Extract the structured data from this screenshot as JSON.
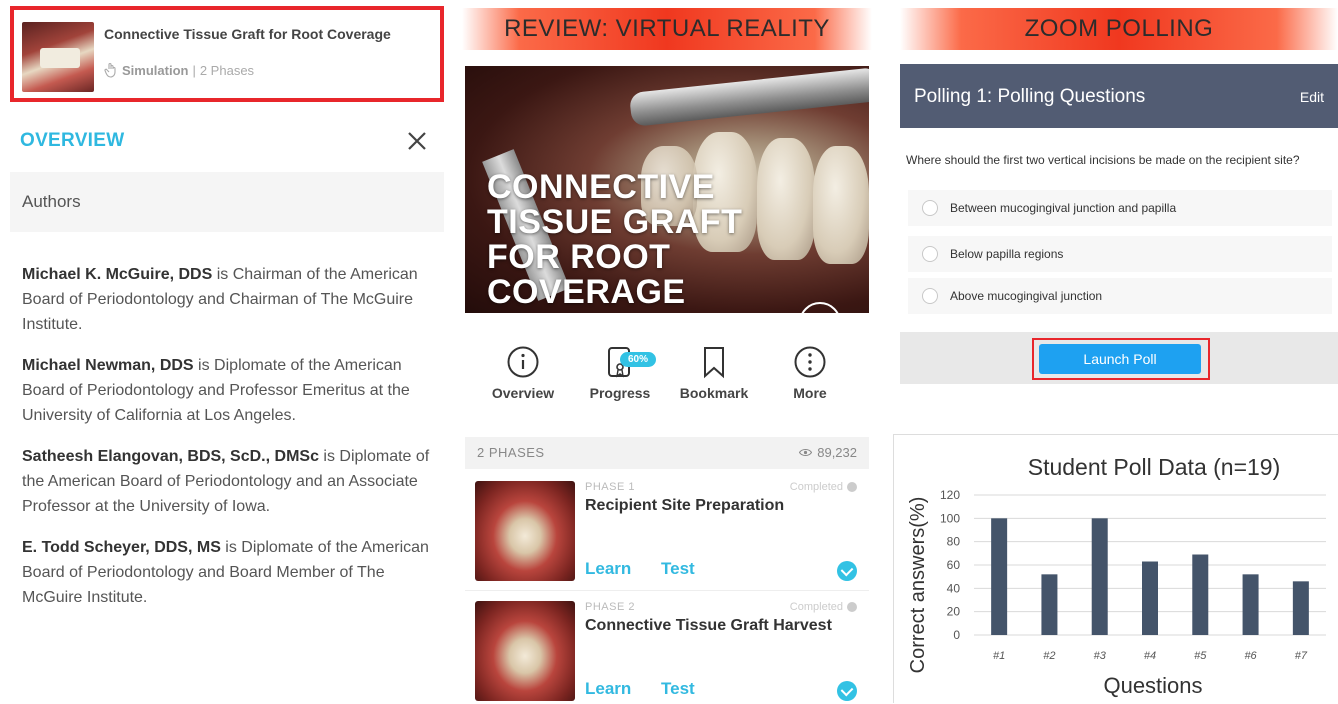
{
  "left_panel": {
    "course": {
      "title": "Connective Tissue Graft for Root Coverage",
      "kind": "Simulation",
      "separator": "|",
      "phases": "2 Phases"
    },
    "overview_title": "OVERVIEW",
    "authors_label": "Authors",
    "authors": [
      {
        "name": "Michael K. McGuire, DDS",
        "bio": " is Chairman of the American Board of Periodontology and Chairman of The McGuire Institute."
      },
      {
        "name": "Michael Newman, DDS",
        "bio": " is Diplomate of the American Board of Periodontology and Professor Emeritus at the University of California at Los Angeles."
      },
      {
        "name": "Satheesh Elangovan, BDS, ScD., DMSc",
        "bio": " is Diplomate of the American Board of Periodontology and an Associate Professor at the University of Iowa."
      },
      {
        "name": "E. Todd Scheyer, DDS, MS",
        "bio": " is Diplomate of the American Board of Periodontology and Board Member of The McGuire Institute."
      }
    ],
    "colors": {
      "accent": "#2fb8e0",
      "highlight_border": "#e8262b"
    }
  },
  "banners": {
    "vr": "REVIEW: VIRTUAL REALITY",
    "zoom": "ZOOM POLLING"
  },
  "middle_panel": {
    "hero_text": "CONNECTIVE\nTISSUE GRAFT\nFOR ROOT\nCOVERAGE",
    "actions": [
      {
        "label": "Overview",
        "icon": "info-icon"
      },
      {
        "label": "Progress",
        "icon": "progress-icon"
      },
      {
        "label": "Bookmark",
        "icon": "bookmark-icon"
      },
      {
        "label": "More",
        "icon": "more-icon"
      }
    ],
    "progress_badge": "60%",
    "phases_count": "2 PHASES",
    "views": "89,232",
    "phases": [
      {
        "num": "PHASE 1",
        "status": "Completed",
        "name": "Recipient Site Preparation",
        "learn": "Learn",
        "test": "Test"
      },
      {
        "num": "PHASE 2",
        "status": "Completed",
        "name": "Connective Tissue Graft Harvest",
        "learn": "Learn",
        "test": "Test"
      }
    ]
  },
  "right_panel": {
    "poll": {
      "title": "Polling 1: Polling Questions",
      "edit": "Edit",
      "question": "Where should the first two vertical incisions be made on the recipient site?",
      "options": [
        "Between mucogingival junction and papilla",
        "Below papilla regions",
        "Above mucogingival junction"
      ],
      "launch_button": "Launch Poll",
      "header_color": "#525c73",
      "button_color": "#1ea1f1"
    },
    "chart_data": {
      "type": "bar",
      "title": "Student Poll Data (n=19)",
      "xlabel": "Questions",
      "ylabel": "Correct answers(%)",
      "categories": [
        "#1",
        "#2",
        "#3",
        "#4",
        "#5",
        "#6",
        "#7"
      ],
      "values": [
        100,
        52,
        100,
        63,
        69,
        52,
        46
      ],
      "ylim": [
        0,
        120
      ],
      "yticks": [
        0,
        20,
        40,
        60,
        80,
        100,
        120
      ],
      "bar_color": "#44546a",
      "grid": true
    }
  }
}
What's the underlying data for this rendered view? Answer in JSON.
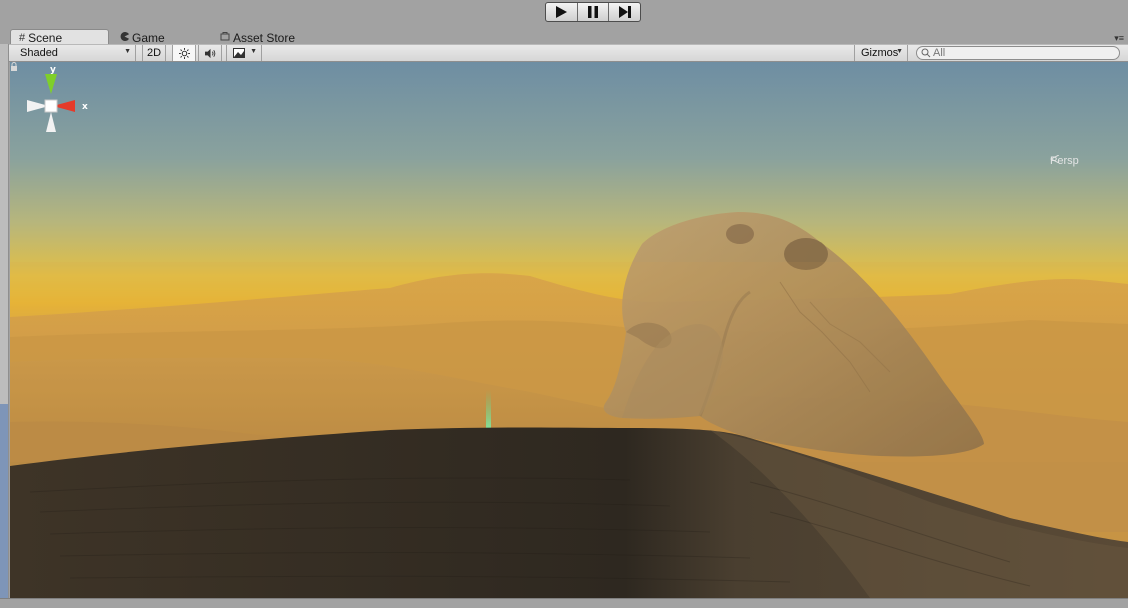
{
  "playbar": {
    "buttons": [
      {
        "name": "play",
        "icon": "play-icon"
      },
      {
        "name": "pause",
        "icon": "pause-icon"
      },
      {
        "name": "step",
        "icon": "step-icon"
      }
    ]
  },
  "tabs": [
    {
      "label": "Scene",
      "icon": "scene-grid-icon",
      "active": true
    },
    {
      "label": "Game",
      "icon": "game-pacman-icon",
      "active": false
    },
    {
      "label": "Asset Store",
      "icon": "store-bag-icon",
      "active": false
    }
  ],
  "toolbar": {
    "draw_mode": "Shaded",
    "mode_2d": "2D",
    "lighting_icon": "sun-icon",
    "audio_icon": "speaker-icon",
    "effects_icon": "image-icon",
    "gizmos_label": "Gizmos",
    "search_placeholder": "All"
  },
  "scene_gizmo": {
    "y_label": "y",
    "x_label": "x",
    "projection_label": "Persp",
    "colors": {
      "y": "#7fcf2a",
      "x": "#e53a2a",
      "neutral": "#ffffff"
    }
  },
  "colors": {
    "sky_top": "#6f8fa2",
    "horizon": "#e6b93b",
    "dune_far": "#c79a47",
    "dune_near": "#3a3024",
    "rock": "#a88a5c"
  }
}
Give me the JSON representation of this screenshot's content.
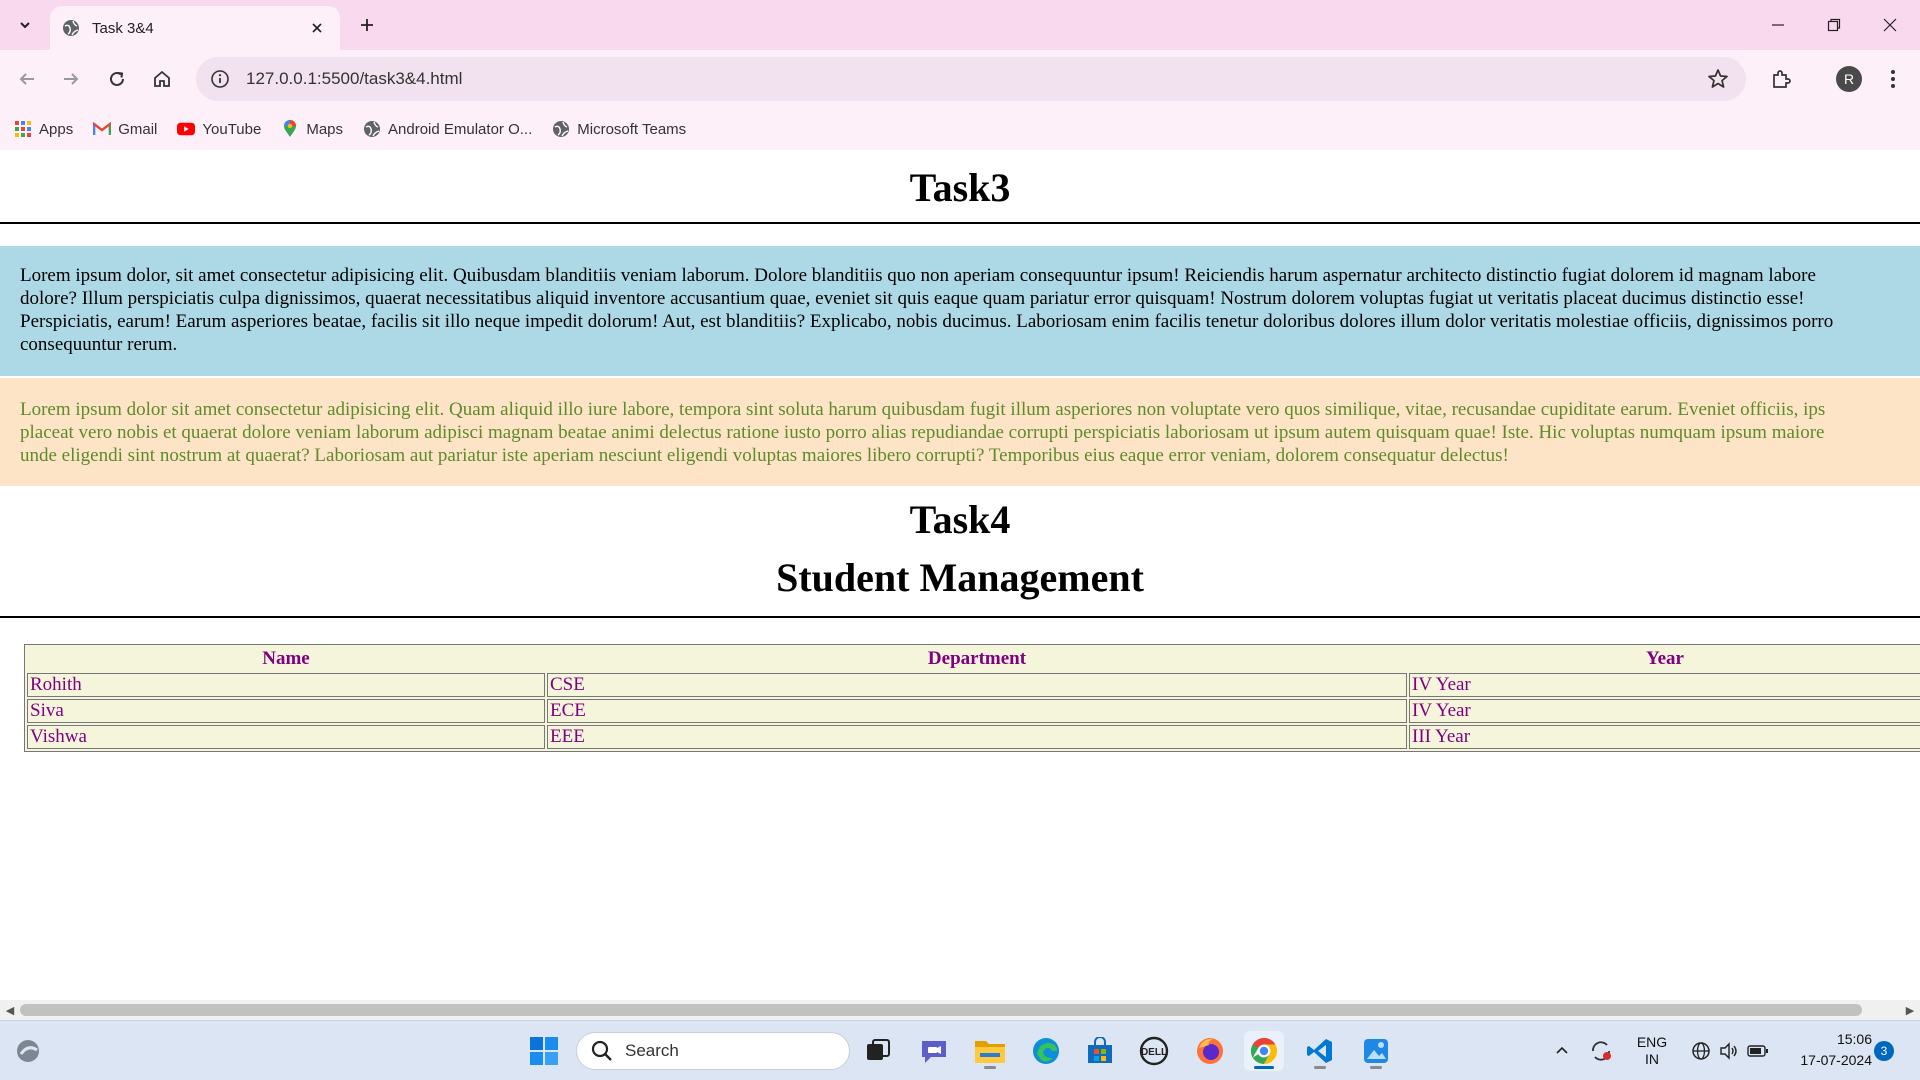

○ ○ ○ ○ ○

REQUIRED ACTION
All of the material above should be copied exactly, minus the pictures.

SOLUTION
Extract the structured data from this screenshot as JSON.
{
  "left_panel": {
    "course": {
      "title": "Connective Tissue Graft for Root Coverage",
      "kind": "Simulation",
      "separator": "|",
      "phases": "2 Phases"
    },
    "overview_title": "OVERVIEW",
    "authors_label": "Authors",
    "authors": [
      {
        "name": "Michael K. McGuire, DDS",
        "bio": " is Chairman of the American Board of Periodontology and Chairman of The McGuire Institute."
      },
      {
        "name": "Michael Newman, DDS",
        "bio": " is Diplomate of the American Board of Periodontology and Professor Emeritus at the University of California at Los Angeles."
      },
      {
        "name": "Satheesh Elangovan, BDS, ScD., DMSc",
        "bio": " is Diplomate of the American Board of Periodontology and an Associate Professor at the University of Iowa."
      },
      {
        "name": "E. Todd Scheyer, DDS, MS",
        "bio": " is Diplomate of the American Board of Periodontology and Board Member of The McGuire Institute."
      }
    ],
    "colors": {
      "accent": "#2fb8e0",
      "highlight_border": "#e8262b"
    }
  },
  "banners": {
    "vr": "REVIEW: VIRTUAL REALITY",
    "zoom": "ZOOM POLLING"
  },
  "middle_panel": {
    "hero_text": "CONNECTIVE\nTISSUE GRAFT\nFOR ROOT\nCOVERAGE",
    "actions": [
      {
        "label": "Overview",
        "icon": "info-icon"
      },
      {
        "label": "Progress",
        "icon": "progress-icon"
      },
      {
        "label": "Bookmark",
        "icon": "bookmark-icon"
      },
      {
        "label": "More",
        "icon": "more-icon"
      }
    ],
    "progress_badge": "60%",
    "phases_count": "2 PHASES",
    "views": "89,232",
    "phases": [
      {
        "num": "PHASE 1",
        "status": "Completed",
        "name": "Recipient Site Preparation",
        "learn": "Learn",
        "test": "Test"
      },
      {
        "num": "PHASE 2",
        "status": "Completed",
        "name": "Connective Tissue Graft Harvest",
        "learn": "Learn",
        "test": "Test"
      }
    ]
  },
  "right_panel": {
    "poll": {
      "title": "Polling 1: Polling Questions",
      "edit": "Edit",
      "question": "Where should the first two vertical incisions be made on the recipient site?",
      "options": [
        "Between mucogingival junction and papilla",
        "Below papilla regions",
        "Above mucogingival junction"
      ],
      "launch_button": "Launch Poll",
      "header_color": "#525c73",
      "button_color": "#1ea1f1"
    },
    "chart_data": {
      "type": "bar",
      "title": "Student Poll Data (n=19)",
      "xlabel": "Questions",
      "ylabel": "Correct answers(%)",
      "categories": [
        "#1",
        "#2",
        "#3",
        "#4",
        "#5",
        "#6",
        "#7"
      ],
      "values": [
        100,
        52,
        100,
        63,
        69,
        52,
        46
      ],
      "ylim": [
        0,
        120
      ],
      "yticks": [
        0,
        20,
        40,
        60,
        80,
        100,
        120
      ],
      "bar_color": "#44546a",
      "grid": true
    }
  }
}
What's the underlying data for this rendered view? Answer in JSON.
{
  "playbar": {
    "buttons": [
      {
        "name": "play",
        "icon": "play-icon"
      },
      {
        "name": "pause",
        "icon": "pause-icon"
      },
      {
        "name": "step",
        "icon": "step-icon"
      }
    ]
  },
  "tabs": [
    {
      "label": "Scene",
      "icon": "scene-grid-icon",
      "active": true
    },
    {
      "label": "Game",
      "icon": "game-pacman-icon",
      "active": false
    },
    {
      "label": "Asset Store",
      "icon": "store-bag-icon",
      "active": false
    }
  ],
  "toolbar": {
    "draw_mode": "Shaded",
    "mode_2d": "2D",
    "lighting_icon": "sun-icon",
    "audio_icon": "speaker-icon",
    "effects_icon": "image-icon",
    "gizmos_label": "Gizmos",
    "search_placeholder": "All"
  },
  "scene_gizmo": {
    "y_label": "y",
    "x_label": "x",
    "projection_label": "Persp",
    "colors": {
      "y": "#7fcf2a",
      "x": "#e53a2a",
      "neutral": "#ffffff"
    }
  },
  "colors": {
    "sky_top": "#6f8fa2",
    "horizon": "#e6b93b",
    "dune_far": "#c79a47",
    "dune_near": "#3a3024",
    "rock": "#a88a5c"
  }
}
Give me the JSON representation of this screenshot's content.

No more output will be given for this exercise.